In addition, any safety training or skill training required for the safe use of rope in any capacity is the sole responsibility of the user.
Storage of Rope
Natural fiber ropes should be stored in a clean, dry place to maximize their safe working life. Long term storage of synthetic ropes should also be in a cool, dry place. 3-Strand ropes should be coiled or spooled and braided products can be flaked or coiled in a bag or box if desired.
All rope has a rating referred to as a “tensile strength” or “average break strength.” This number is the amount of weight that the rope should be able to hold in ideal conditions, specifically, a new rope, with no knots or splices, at room temperature. These break strength numbers are based on actual destructive break testing by the manufacturer or a certified third-party testing facility. Ropes are tested over many cycles and the average break strength is determined and specified for the product. We test our ropes personally, and all our splicers have their work tested on an ongoing basis using a certified test bed facility. This is to ensure that their splicing work is perfect, and that their splicing technique and skills are 100% within acceptable splicing guidelines set by the rope industry. Even the best splices and best rope can break if overloaded or used improperly. Make sure you thoroughly understand what you are doing with a rope. Get the right rope for the right job. If you have questions or are even remotely unsure or have doubts..STOP and get the information you need to BE SURE you are doing things safely.
Rope wear, knots, extreme hot or cold temperatures, chemicals, the manner in which the load is applied and other factors will result in a break strength lower than the stated average break strength.
A rope with a stated or advertised break strength, in pounds will not necessarily safely hold something that weighs that amount! Refer to the SAFE WORKING LOAD of a specific rope for more information.
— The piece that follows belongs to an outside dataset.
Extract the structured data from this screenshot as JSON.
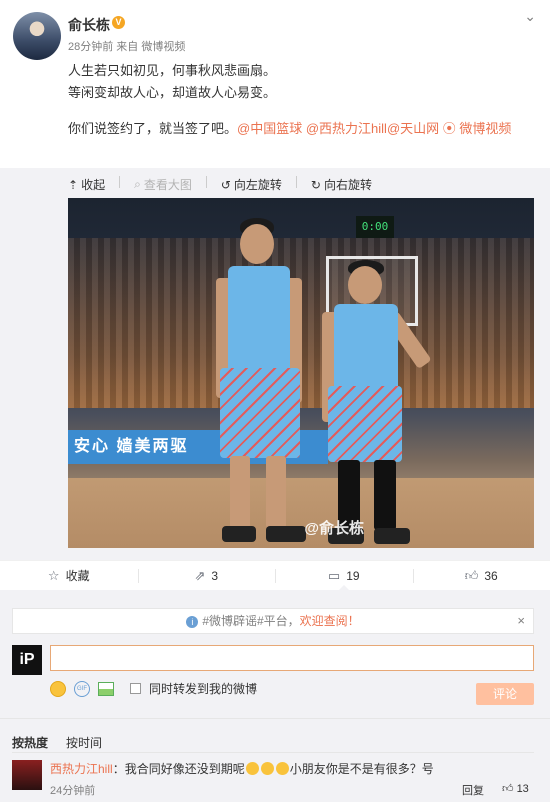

IF IN DOUBT, ASK A PROFESSIONAL. We get calls all the time from people who have questions about what is the best rope to use for any given application. Don’t be afraid to ask.